» WORK ORDER
Would you please return the lines of the material that contain the word "colisiones"?

» RAW DATA
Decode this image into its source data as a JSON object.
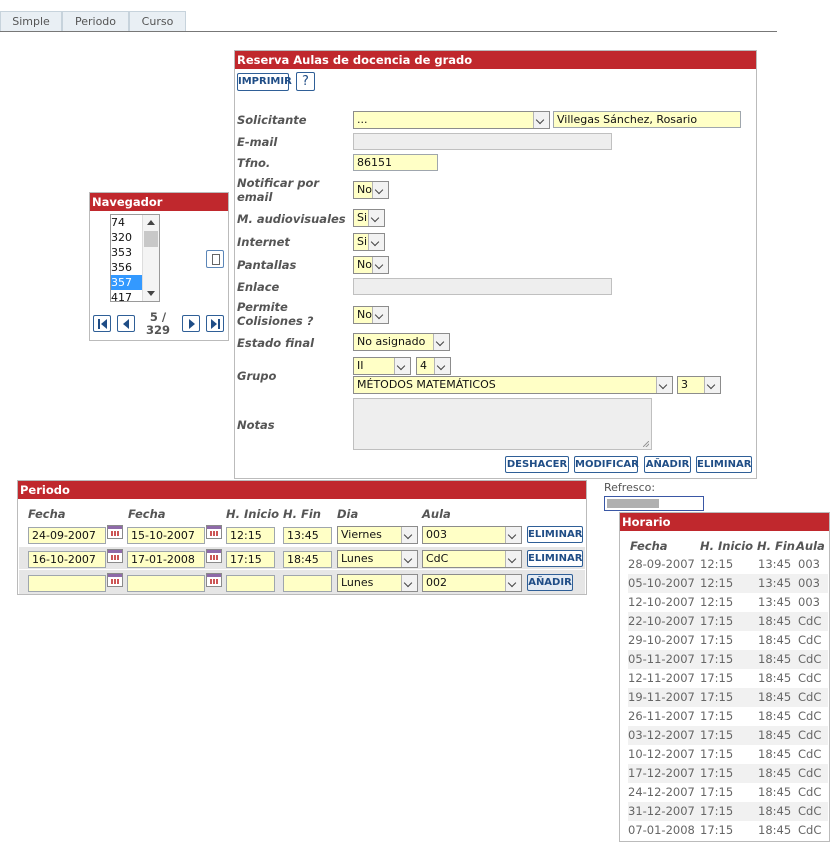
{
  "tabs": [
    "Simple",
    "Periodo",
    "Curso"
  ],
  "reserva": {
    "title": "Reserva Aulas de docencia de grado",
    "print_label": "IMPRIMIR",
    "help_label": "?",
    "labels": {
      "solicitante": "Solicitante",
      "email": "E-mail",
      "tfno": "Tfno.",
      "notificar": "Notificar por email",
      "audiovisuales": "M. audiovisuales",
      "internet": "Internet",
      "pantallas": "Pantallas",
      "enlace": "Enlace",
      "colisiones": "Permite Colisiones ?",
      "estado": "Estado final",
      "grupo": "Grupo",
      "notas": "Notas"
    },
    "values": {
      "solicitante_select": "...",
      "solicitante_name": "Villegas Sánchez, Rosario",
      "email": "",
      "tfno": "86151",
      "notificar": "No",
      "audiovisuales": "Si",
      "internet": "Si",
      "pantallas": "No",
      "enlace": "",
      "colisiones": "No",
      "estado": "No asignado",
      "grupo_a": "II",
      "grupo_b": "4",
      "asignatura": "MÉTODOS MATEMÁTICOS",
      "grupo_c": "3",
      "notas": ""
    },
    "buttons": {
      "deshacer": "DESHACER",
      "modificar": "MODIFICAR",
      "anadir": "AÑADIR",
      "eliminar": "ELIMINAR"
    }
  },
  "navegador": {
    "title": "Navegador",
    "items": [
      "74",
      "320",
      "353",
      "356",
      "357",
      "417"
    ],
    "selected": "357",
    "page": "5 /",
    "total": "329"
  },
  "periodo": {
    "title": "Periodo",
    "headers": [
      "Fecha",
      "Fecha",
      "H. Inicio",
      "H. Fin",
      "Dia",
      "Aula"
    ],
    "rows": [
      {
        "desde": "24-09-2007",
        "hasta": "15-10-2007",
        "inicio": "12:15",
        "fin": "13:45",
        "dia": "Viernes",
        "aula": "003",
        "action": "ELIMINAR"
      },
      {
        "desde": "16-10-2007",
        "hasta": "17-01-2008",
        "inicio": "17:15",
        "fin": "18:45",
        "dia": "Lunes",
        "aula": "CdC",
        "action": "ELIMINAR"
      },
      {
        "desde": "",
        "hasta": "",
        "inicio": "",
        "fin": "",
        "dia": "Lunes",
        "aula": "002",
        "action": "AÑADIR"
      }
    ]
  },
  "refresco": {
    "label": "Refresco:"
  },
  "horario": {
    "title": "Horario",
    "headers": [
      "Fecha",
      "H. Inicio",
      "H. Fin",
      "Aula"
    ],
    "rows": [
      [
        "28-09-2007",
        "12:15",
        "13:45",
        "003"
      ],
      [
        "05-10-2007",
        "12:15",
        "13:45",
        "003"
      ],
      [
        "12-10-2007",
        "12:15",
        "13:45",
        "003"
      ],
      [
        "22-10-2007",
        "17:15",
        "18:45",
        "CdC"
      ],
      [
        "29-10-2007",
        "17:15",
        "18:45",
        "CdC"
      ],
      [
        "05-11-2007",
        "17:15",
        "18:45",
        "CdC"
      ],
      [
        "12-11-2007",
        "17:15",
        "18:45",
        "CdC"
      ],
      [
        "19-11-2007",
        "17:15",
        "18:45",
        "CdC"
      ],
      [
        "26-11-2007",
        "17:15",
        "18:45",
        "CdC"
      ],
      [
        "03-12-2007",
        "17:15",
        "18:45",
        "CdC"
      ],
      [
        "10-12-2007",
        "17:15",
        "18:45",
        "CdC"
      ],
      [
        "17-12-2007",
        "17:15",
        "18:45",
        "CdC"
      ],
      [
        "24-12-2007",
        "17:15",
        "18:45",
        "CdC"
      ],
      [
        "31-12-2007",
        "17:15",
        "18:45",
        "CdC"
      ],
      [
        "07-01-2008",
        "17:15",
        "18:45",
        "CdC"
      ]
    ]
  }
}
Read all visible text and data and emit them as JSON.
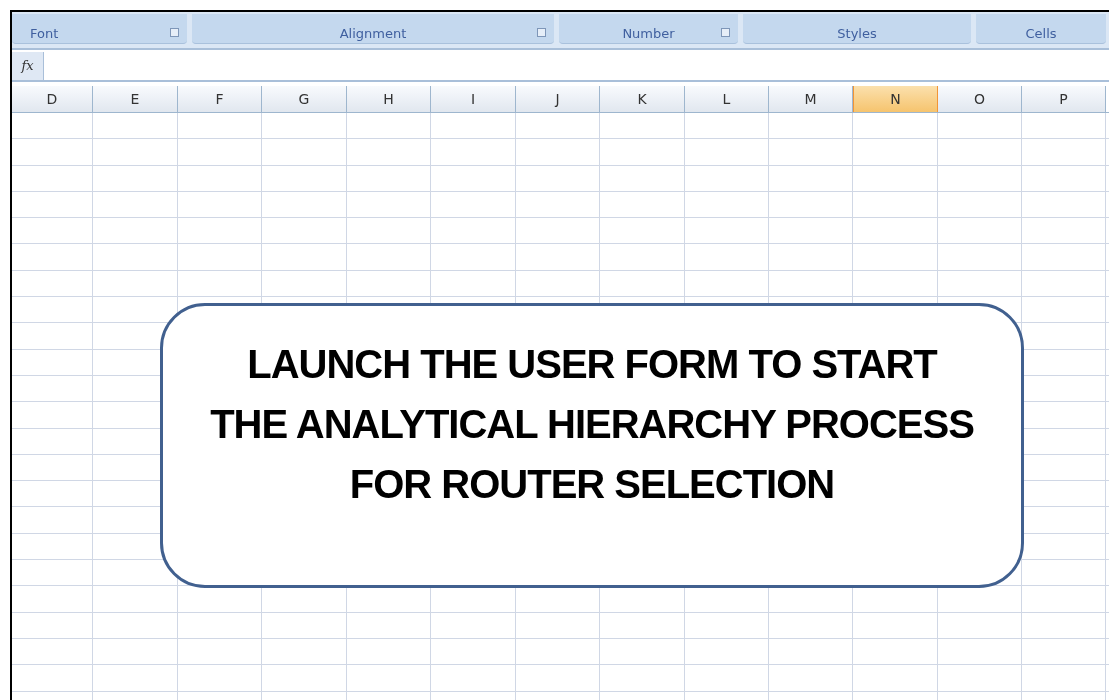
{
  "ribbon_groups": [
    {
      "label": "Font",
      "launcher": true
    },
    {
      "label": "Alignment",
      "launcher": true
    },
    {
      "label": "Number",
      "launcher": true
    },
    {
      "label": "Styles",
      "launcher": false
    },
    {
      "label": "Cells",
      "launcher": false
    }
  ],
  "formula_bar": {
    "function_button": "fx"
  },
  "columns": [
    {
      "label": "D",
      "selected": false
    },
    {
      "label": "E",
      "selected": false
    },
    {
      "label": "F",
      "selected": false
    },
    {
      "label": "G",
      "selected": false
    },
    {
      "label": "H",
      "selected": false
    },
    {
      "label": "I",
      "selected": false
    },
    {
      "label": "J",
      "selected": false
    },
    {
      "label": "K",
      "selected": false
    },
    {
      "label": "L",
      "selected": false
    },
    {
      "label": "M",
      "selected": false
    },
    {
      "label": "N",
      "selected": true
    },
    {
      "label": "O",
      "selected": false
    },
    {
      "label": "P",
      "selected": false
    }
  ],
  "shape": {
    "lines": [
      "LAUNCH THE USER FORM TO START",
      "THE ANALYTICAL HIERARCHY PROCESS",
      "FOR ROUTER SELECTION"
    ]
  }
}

» SOLUTION TO THIS EXERCISE
      "colisiones": "Permite Colisiones ?",
      "colisiones": "No",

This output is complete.